[Stored dataset items]
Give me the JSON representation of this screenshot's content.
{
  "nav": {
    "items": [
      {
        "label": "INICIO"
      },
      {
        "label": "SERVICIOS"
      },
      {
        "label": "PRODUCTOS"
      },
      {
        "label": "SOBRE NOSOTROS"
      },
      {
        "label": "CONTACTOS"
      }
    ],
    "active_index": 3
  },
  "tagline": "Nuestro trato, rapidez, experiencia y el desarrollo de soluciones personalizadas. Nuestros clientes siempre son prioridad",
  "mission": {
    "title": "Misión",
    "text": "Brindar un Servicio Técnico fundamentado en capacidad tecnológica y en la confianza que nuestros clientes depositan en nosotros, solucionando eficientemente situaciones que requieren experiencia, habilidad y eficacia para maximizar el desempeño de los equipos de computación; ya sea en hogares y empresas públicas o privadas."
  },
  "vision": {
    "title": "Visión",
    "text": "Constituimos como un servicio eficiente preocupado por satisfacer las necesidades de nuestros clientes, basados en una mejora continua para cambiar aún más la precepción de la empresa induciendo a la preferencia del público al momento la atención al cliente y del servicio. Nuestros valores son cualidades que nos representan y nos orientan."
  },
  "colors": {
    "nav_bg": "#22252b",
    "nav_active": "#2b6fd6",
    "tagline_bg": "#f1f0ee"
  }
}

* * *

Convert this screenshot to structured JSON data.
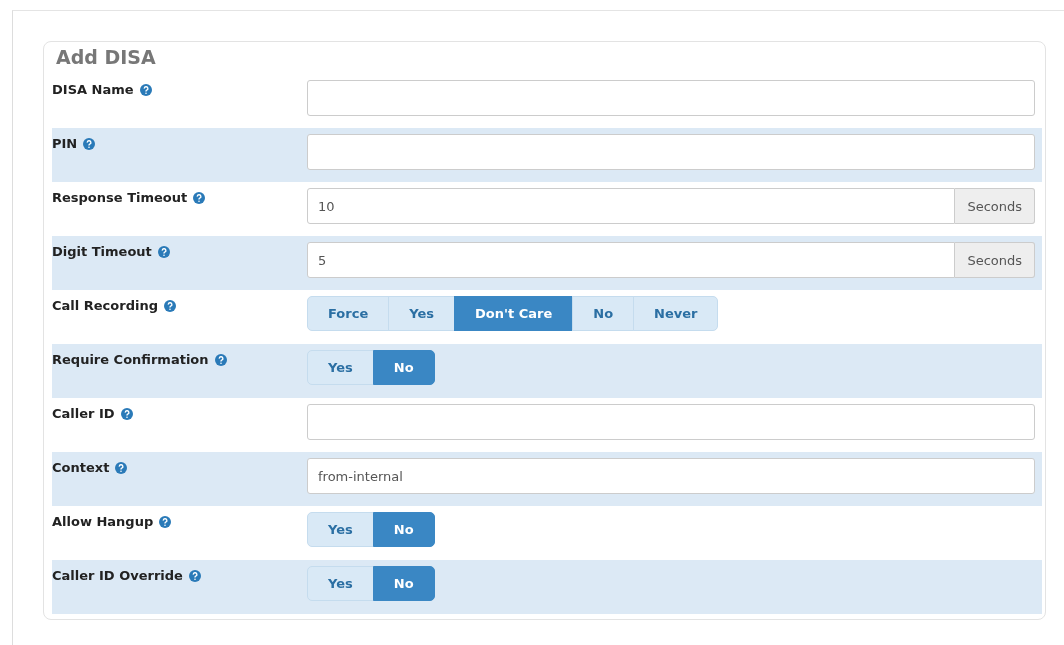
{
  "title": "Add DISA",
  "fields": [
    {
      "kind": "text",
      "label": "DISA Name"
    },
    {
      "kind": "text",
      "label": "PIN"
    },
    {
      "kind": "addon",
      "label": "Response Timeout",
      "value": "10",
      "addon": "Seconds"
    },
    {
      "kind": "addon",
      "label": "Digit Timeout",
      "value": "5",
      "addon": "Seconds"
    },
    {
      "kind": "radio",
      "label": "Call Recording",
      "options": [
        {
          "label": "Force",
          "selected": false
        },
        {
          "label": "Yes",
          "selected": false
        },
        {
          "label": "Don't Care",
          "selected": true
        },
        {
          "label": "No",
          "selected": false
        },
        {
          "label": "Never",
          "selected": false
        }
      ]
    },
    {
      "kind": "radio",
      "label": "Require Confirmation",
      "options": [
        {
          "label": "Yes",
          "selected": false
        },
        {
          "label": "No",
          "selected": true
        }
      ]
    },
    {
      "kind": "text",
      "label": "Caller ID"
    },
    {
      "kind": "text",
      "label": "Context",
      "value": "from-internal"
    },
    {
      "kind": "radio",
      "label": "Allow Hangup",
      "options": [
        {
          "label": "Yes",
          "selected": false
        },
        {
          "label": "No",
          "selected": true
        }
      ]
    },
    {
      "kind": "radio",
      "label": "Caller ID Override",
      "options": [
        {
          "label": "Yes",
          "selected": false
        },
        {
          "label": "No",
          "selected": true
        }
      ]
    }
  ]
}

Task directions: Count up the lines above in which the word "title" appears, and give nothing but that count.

Written response: 3